‑“With robot orders from the automotive sector down 49 percent so far this year, it’s no surprise we’re in the midst of a down year for the robotics industry,” said Donald A. Vincent, RIA executive vice president. “Automotive orders are traditionally quite cyclical and were at record levels last year.‑We expect to see automotive orders turn up within the next year or two as automotive manufacturers and their suppliers ramp up spending for future new product launches.”
Vincent added, however, that a relatively small decline in robot orders by non-automotive companies is encouraging. “In fact,” he said “we’ve seen modest growth in some sectors, including life sciences and pharmaceutical, and plastics and rubber.”

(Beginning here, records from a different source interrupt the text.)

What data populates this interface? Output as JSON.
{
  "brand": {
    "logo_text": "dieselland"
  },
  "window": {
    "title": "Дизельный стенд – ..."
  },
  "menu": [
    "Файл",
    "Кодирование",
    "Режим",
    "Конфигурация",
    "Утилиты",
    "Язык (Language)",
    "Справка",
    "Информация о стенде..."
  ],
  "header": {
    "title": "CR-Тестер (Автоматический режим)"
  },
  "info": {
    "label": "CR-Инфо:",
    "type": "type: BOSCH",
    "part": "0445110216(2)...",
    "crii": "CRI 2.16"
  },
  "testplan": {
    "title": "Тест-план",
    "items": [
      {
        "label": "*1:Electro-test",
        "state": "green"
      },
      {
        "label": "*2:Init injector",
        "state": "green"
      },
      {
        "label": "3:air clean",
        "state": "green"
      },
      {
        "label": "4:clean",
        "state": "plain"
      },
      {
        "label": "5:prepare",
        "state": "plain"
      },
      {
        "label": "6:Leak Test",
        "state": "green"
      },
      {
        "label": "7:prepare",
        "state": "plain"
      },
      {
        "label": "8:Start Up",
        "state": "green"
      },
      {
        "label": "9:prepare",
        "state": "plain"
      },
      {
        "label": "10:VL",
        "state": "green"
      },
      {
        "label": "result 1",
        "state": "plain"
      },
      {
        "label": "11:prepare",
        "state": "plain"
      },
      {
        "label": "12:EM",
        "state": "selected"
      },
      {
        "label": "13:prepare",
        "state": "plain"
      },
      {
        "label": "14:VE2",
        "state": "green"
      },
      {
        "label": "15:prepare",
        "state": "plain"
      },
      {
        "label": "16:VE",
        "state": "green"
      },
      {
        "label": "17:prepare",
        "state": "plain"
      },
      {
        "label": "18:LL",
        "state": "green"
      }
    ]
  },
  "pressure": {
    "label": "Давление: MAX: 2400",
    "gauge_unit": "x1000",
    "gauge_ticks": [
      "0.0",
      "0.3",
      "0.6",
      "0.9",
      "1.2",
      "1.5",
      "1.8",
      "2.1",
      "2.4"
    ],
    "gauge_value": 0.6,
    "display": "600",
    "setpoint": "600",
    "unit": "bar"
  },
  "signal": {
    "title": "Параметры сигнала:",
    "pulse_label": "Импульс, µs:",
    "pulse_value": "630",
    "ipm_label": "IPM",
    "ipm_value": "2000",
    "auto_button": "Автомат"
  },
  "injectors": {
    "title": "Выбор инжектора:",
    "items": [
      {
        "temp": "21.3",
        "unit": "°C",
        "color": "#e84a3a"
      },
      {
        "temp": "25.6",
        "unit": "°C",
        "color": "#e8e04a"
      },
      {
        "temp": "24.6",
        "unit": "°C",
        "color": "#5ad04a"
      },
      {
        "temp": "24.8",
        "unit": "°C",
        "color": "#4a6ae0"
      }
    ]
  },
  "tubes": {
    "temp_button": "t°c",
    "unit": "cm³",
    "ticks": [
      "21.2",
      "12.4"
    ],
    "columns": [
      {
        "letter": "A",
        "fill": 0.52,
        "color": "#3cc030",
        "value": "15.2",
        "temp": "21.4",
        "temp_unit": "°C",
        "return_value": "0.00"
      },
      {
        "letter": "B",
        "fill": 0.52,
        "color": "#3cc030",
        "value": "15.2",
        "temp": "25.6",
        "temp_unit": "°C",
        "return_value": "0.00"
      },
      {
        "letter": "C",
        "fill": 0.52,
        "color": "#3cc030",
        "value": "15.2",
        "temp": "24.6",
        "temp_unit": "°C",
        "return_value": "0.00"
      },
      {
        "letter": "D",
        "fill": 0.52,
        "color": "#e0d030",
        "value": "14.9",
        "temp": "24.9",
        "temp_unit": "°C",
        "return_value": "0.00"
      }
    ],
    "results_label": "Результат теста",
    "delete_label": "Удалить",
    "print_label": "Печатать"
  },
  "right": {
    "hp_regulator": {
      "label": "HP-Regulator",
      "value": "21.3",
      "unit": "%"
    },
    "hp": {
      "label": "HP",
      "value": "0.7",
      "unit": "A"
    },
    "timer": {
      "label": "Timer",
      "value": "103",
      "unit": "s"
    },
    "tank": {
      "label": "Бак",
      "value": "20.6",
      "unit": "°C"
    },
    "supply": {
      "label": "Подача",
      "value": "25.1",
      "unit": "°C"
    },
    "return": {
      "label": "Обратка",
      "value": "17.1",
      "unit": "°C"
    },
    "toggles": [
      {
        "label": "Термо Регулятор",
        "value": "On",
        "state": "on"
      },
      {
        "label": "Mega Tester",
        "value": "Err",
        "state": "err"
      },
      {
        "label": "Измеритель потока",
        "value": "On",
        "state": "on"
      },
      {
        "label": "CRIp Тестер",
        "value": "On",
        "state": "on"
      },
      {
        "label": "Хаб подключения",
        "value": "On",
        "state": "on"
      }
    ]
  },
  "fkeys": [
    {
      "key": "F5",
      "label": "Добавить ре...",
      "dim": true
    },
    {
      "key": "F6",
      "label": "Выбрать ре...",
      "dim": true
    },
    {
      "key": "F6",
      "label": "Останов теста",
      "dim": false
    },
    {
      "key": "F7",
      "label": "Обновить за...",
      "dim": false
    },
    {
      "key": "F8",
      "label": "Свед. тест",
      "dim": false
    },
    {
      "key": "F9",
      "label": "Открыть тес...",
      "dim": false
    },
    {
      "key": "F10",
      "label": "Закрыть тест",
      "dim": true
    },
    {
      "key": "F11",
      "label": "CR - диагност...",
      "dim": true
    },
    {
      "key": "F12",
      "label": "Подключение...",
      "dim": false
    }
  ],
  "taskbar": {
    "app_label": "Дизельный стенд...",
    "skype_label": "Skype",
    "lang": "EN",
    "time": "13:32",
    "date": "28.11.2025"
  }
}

The RIA figures show that North American robotics companies received orders for 10,338 robots valued at $740 million through the first nine months this year. That’s down by 35 percent and 23 percent, respectively, from 2005, when orders during the same period totaled 15,791 robots valued at $962 million. Actual shipments by North American vendors during the first three quarters this year totaled 10,619 robots valued at $821 million. That’s a 33 percent decline in units and a 10 percent drop in dollars compared to the same period in 2005, when vendors shipped 15,759 robots valued at $914 million.

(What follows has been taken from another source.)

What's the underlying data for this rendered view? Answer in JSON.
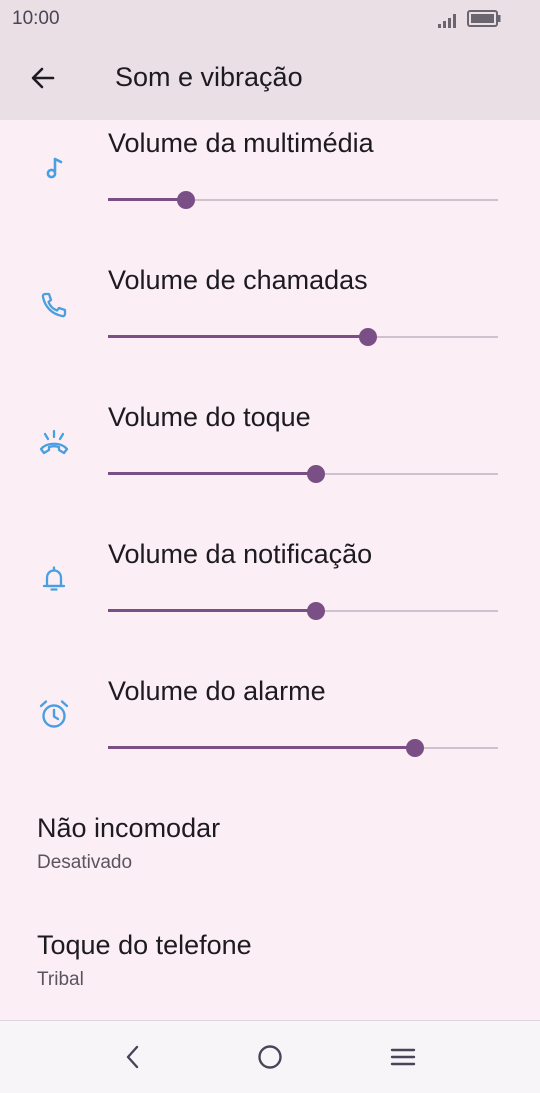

‑Material handling accounts for the largest share of robot applications, totaling about 41 percent.‑Welding is next, at 39 percent.‑Assembly and dispensing/coating each account for approximately 6 percent of new orders in 2006. The‑RIA estimates that some 164,000 robots are now installed in American factories.